Smart, who styled himself Cat Manufacturer, Artist in Cloth & Velvet Figures and Professor of Peculiar Art, used clippings and remnants from his tailoring business to create animals and scenes from his village, depicting local characters whom he would have seen daily from his shop window. Two of his most popular figures are those depicted in the present pair – Old Bright, The Postman, and The Goosewoman. Whilst little is known of Smart’s life today, his charming pictures were popular souvenirs for early 19th century tourists; he was often featured in early guidebooks of the area and even secured the Duke of Sussex as a patron.

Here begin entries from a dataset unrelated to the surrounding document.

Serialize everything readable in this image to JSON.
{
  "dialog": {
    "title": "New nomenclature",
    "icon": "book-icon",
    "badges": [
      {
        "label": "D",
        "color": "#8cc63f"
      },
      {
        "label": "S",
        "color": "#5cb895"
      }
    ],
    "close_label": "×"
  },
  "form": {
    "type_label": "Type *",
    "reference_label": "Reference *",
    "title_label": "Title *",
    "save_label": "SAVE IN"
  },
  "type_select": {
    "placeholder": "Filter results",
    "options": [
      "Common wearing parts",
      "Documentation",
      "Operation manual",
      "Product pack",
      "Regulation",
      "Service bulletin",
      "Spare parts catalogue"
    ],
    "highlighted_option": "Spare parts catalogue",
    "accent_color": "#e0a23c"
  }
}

After being forgotten for many years, his pictures are once again much celebrated and in demand. Indeed, 21 of his works were included in the 2014 Folk Art exhibition at Tate Britain, and a selection are on display in Tunbridge Wells Museum. Only around 70-80 works by Smart are now known to still exist.
Elsewhere in the sale, good prices were achieved for two German Automata, possibly made in circa 1900 by Zinner & Söhne. One depicting a bisque head doll feeding a cat milk from a bottle sold for £900, and a cat’s choir sold for £850, both well above estimate. A further mechanical example, this time a doll made circa 1880 the Parisian clock maker Jules Steiner, sold well at £850. Further notable results were seen for a decorative Band Sampler made by Martha Hayter in 1741 (sold for £750), and a Late 19th Century French Fabric Sample Book, (sold for £650).

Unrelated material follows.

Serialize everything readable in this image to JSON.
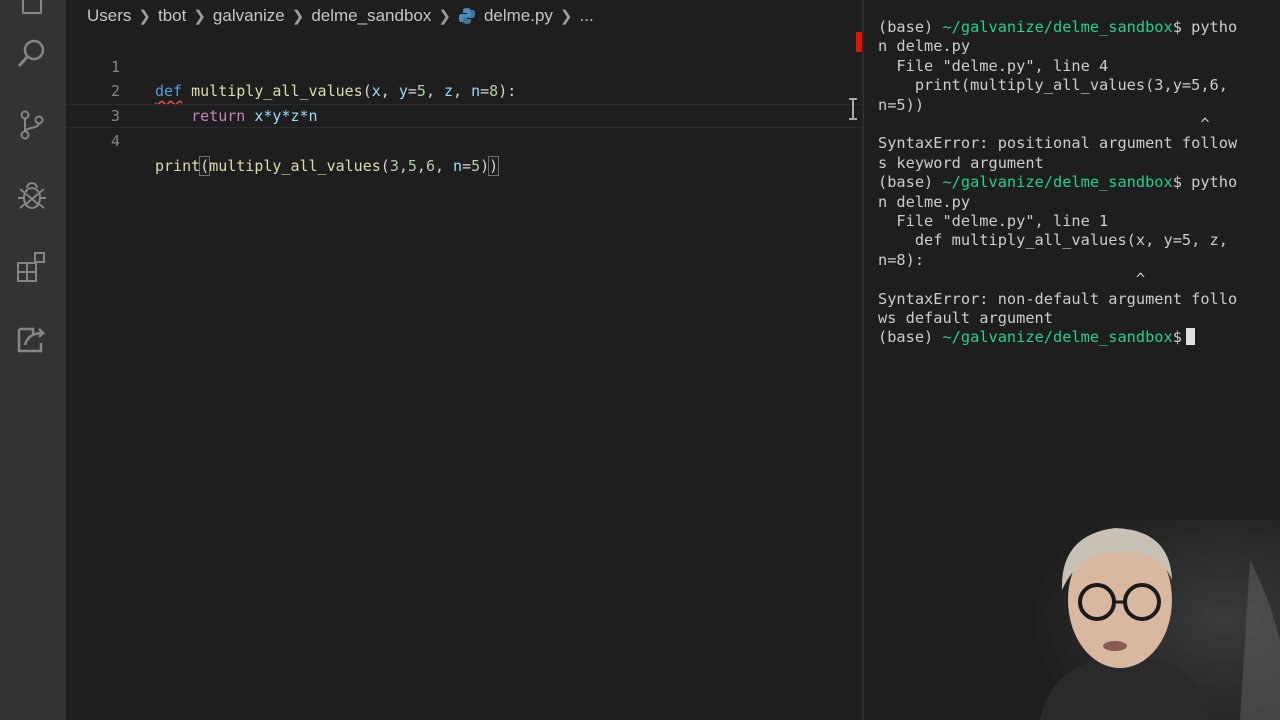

Amongst a varied offering of antique and vintage costume in the sale, a Late 19th Century Black and Purple Striped Lady’s Outfit sold for £350, a circa 1920s French Drop Waist Dress sold for £380, a circa 1885 Kashmir Dolman Cape by Lewis & Allenby sold for £400, and a circa 1860s cotton Cage Crinoline by Thompson’s sold for £600. Mid century and later dresses were much in demand, too, with a collection of 10 circa 1950s printed cotton day dresses selling for £300 and a group of seven circa 1960s and 1970s lady’s dresses sold for £320.
The sale achieved a total hammer price of £47,480 with a 93% sold rate for 267 lots.